A digital map of the ageing brain could aid the diagnosis of Alzheimer's disease and other neurodegenerative disorders in older people, a study suggests.
The atlas created using images from MRI scans of older people could aid diagnosis by comparing the patients' scans with a detailed map of the healthy ageing brain.
Most existing MRI atlases are based on the brains of young and middle-aged people, which don't reflect the normal changes that take place in the brain as we age, the team says. Researchers at the University of Edinburgh constructed a detailed atlas of the human brain using MRI scans from more than 130 healthy people aged 60 or over.
The team used their atlas to study brain scans taken of normal older subjects and those who had been diagnosed with Alzheimer's disease.
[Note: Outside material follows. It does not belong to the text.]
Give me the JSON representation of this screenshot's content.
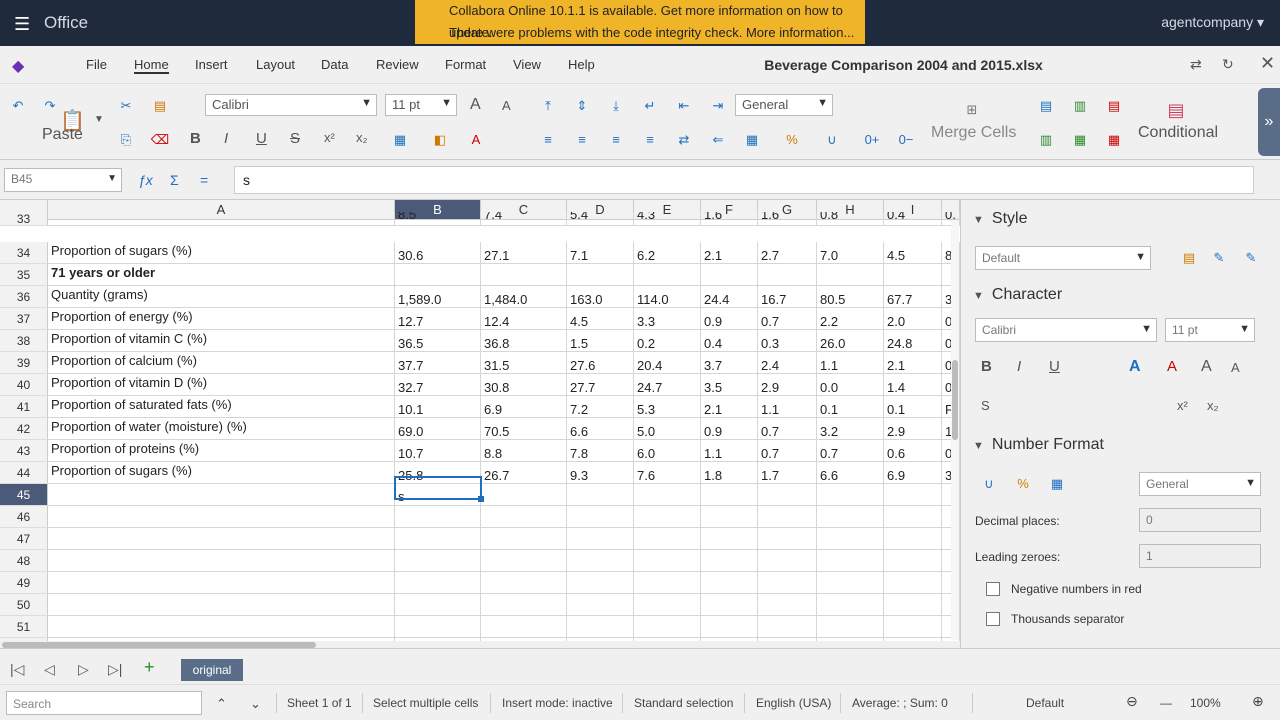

The atlas was able to pinpoint changes in patients' brain structure that can be an underlying sign of the condition, researchers say.
The study is published in the journal PLOS ONE.
Dr David Alexander Dickie, of The University of Edinburgh's Brain Research Imaging Centre and SINAPSE, who was first author of the study, said: "We're absolutely delighted with these preliminary results and that our brain MRI atlases may be used to support earlier diagnoses of diseases such as Alzheimer's. Earlier diagnoses are currently our strongest defence against these devastating diseases and, while our work is preliminary and ongoing, digital brain atlases are likely to be at the core of this defence."
Source: University of Edinburgh